The good news for Zambia is that Herve Renard remains unbeaten while wearing white at the Cup of Nations. The bad news is that the champions began their defence of the Cup of Nations with a draw against Ethiopia and that it took all the luck Herve's costume could muster even to get away with that – despite the Walya Antelopes having to play the last hour with 10 men.

Last week, Renard insisted that the squad was "better than last year at the same stage. But look what happened then: we had nothing to show for ourselves and we won the tournament." He has been keen to praise their discipline – "in one year, there has been no problem. Not a player showing up late for a training camp, no behaviour problem" – which again represents a contrast to last year when the midfielder Clifford Mulenga was sent home for failing to apologise after breaking a curfew. Disappointing friendly results, Renard said, could be explained by the desire to give as many players as possible a game, and even then his side had played well without capitalising on their chances.
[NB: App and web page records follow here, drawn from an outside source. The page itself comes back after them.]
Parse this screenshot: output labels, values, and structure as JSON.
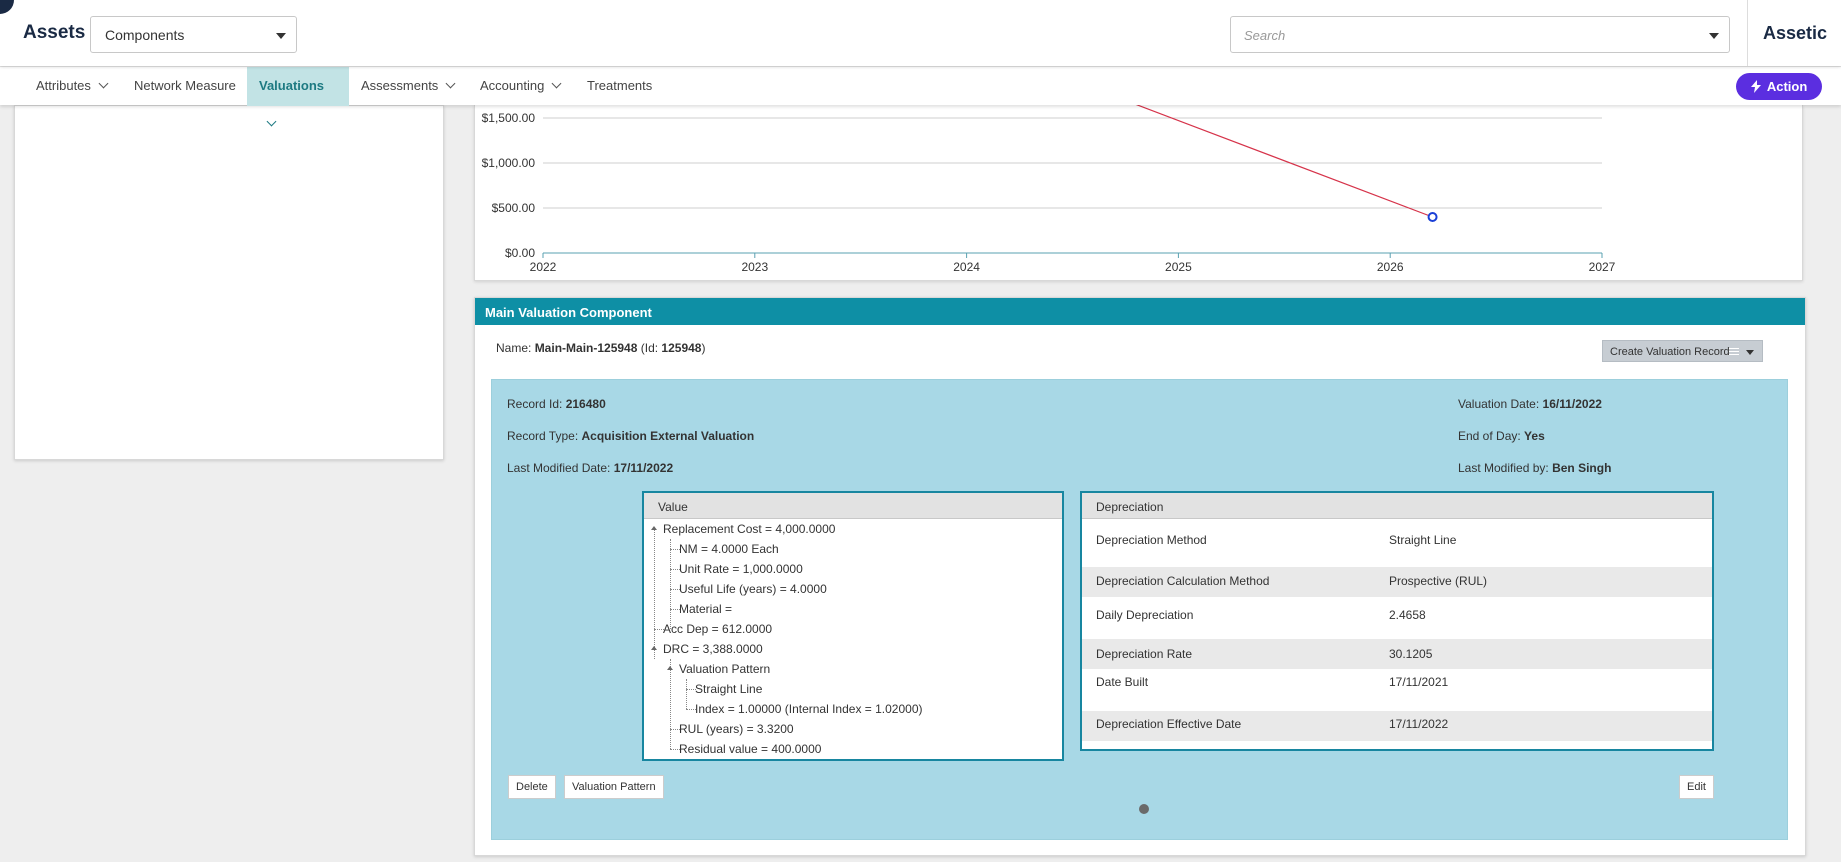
{
  "header": {
    "app_title": "Assets",
    "module_select": "Components",
    "search_placeholder": "Search",
    "brand": "Assetic"
  },
  "nav": {
    "items": [
      {
        "label": "Attributes",
        "has_dropdown": true,
        "active": false
      },
      {
        "label": "Network Measure",
        "has_dropdown": false,
        "active": false
      },
      {
        "label": "Valuations",
        "has_dropdown": true,
        "active": true
      },
      {
        "label": "Assessments",
        "has_dropdown": true,
        "active": false
      },
      {
        "label": "Accounting",
        "has_dropdown": true,
        "active": false
      },
      {
        "label": "Treatments",
        "has_dropdown": false,
        "active": false
      }
    ],
    "action_label": "Action"
  },
  "chart_data": {
    "type": "line",
    "title": "",
    "xlabel": "",
    "ylabel": "",
    "x_ticks": [
      "2022",
      "2023",
      "2024",
      "2025",
      "2026",
      "2027"
    ],
    "y_ticks": [
      "$0.00",
      "$500.00",
      "$1,000.00",
      "$1,500.00"
    ],
    "xlim": [
      2022,
      2027
    ],
    "series": [
      {
        "x": [
          2024.8,
          2026.2
        ],
        "y": [
          1650,
          400
        ],
        "color": "#d6334a",
        "marker_last": true,
        "marker_color": "#1a3fd6"
      }
    ],
    "grid": true
  },
  "mvc": {
    "title": "Main Valuation Component",
    "name_label": "Name:",
    "name_value": "Main-Main-125948",
    "id_label": "(Id:",
    "id_value": "125948",
    "id_close": ")",
    "create_button": "Create Valuation Record",
    "record": {
      "record_id_label": "Record Id:",
      "record_id": "216480",
      "record_type_label": "Record Type:",
      "record_type": "Acquisition External Valuation",
      "last_modified_date_label": "Last Modified Date:",
      "last_modified_date": "17/11/2022",
      "valuation_date_label": "Valuation Date:",
      "valuation_date": "16/11/2022",
      "end_of_day_label": "End of Day:",
      "end_of_day": "Yes",
      "last_modified_by_label": "Last Modified by:",
      "last_modified_by": "Ben Singh"
    },
    "value_box": {
      "title": "Value",
      "tree": [
        "Replacement Cost = 4,000.0000",
        "NM = 4.0000 Each",
        "Unit Rate = 1,000.0000",
        "Useful Life (years) = 4.0000",
        "Material =",
        "Acc Dep = 612.0000",
        "DRC = 3,388.0000",
        "Valuation Pattern",
        "Straight Line",
        "Index = 1.00000 (Internal Index = 1.02000)",
        "RUL (years) = 3.3200",
        "Residual value = 400.0000"
      ]
    },
    "depreciation_box": {
      "title": "Depreciation",
      "rows": [
        {
          "label": "Depreciation Method",
          "value": "Straight Line"
        },
        {
          "label": "Depreciation Calculation Method",
          "value": "Prospective (RUL)"
        },
        {
          "label": "Daily Depreciation",
          "value": "2.4658"
        },
        {
          "label": "Depreciation Rate",
          "value": "30.1205"
        },
        {
          "label": "Date Built",
          "value": "17/11/2021"
        },
        {
          "label": "Depreciation Effective Date",
          "value": "17/11/2022"
        }
      ]
    },
    "buttons": {
      "delete": "Delete",
      "valuation_pattern": "Valuation Pattern",
      "edit": "Edit"
    }
  }
}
There was an element of that against Ethiopia – Zambia had 18 shots off target, more shots than any side managed in any game at the last Cup of Nations – and on a better, less bobbly pitch, they may have been able to take advantage of their superiority. Renard, to his credit, didn't use the abysmal surface – difficult weather conditions haven't helped, but the uneven pitch is surely related to the white elephant nature of the stadium, which doesn't host football on a regular basis – as an excuse, perhaps because he knew that the high bounce had saved his side in the first half and that, until Ethiopia had their goalkeeper, Jemal Tassew, sent off, Ethiopia had looked by far the more threatening side.

Last year, Zambia thrived by sitting deep, absorbing pressure, and getting the ball forward to Emmanuel Mayuka to hold it up for the thoughtful skills of Christopher Katongo and the forward charges of Rainford Kalaba down the left. That their strategy was based on rapid transitions rather than patient passing was made clear by the fact they had the lowest pass completion rate of any side on the tournament. That made them ideally suited to playing against teams who expected to beat them – as Ghana in the semi-final and Ivory Coast in the final clearly did – but is less well suited when the onus is on Zambia to attack. Renard had hinted at his concerns on that score, noting that "there's no place for champions to hide".

The result was a back line that, without the protection of two deep-lying central midfielders, seemed uncertain how high a line to play. The partnership of Hichani Himoonde and Stopila Sunzu in central defence, so solid a year ago, became a liability. It was after they both ignored a long ball from Adane Girma that Saladin Seid found himself alone on the edge of the box with just Kennedy Mweene to beat. Showing fine awareness, he lobbed the ball over the keeper, only for it to take a crazy bounce and loop over the bar.

That was Ethiopia's first great chance; their second came six minutes later as Saladin Seid's penalty was saved low to his left by Mweene, justifying once again his reputation as a penalty specialist. It would be wrong to suggest Ethiopia were in total control at that point, for Jemal made a fine reaction save from Katongo, but they were definitely on top and looking the more dangerous. Everything changed, though, just after the half-hour as Jemal came charging out in an attempt to intercept a long through-ball, arrived long after Chisamba Lungu had nudged the ball past him, and crunched his studs into the Zambian's hip.

Ethiopia's manager, Sewnet Bishaw, tried to defend his goalkeeper, and there were lengthy protests as Jemal received treatment and was carried off on a stretcher but red cards don't come much redder. With the extra man, Zambia took the lead shortly before half-time, Collins Mbesuma – replacing Mayuka in the only change from the side that started last year's final – seizing on Isaac Chansa's knock-down and finishing calmly.

At that stage and for much of the second half there seemed only one winner but as the second goal didn't come, Renard lost patience. Off came the left-back Joseph Musonda – the player he had carried on to the pitch to join the celebrations at the end of last year's final – and on went the forward Jacob Mulenga. That meant Lungu switching to left-back and it was he who was caught out of position as Himoonde's mistake allowed Seid to lay in Adane Girma. Renard's desire to find a second goal was understandable but his switch seemed out of keeping with the pragmatism he had shown last year: was he, perhaps, feeling the pressure of being champions, the need to make a statement?

Although Renard said his side got exactly what they deserved, Zambia created enough chances to think they were a little unfortunate only to draw – although whether they would have done had it not been for Jemal's red card is doubtful. Nigeria's draw against Burkina Faso further limited the damage. There is pressure now on Zambia's game against the Super Eagles, who were dourly unimpressive in their opener, but the fact that they will not be expected to take the game to their opponents should help Zambia. They had a bad day and got away with it; the key now is to take advantage and the best way to do that is probably to return to the functionality of a year ago.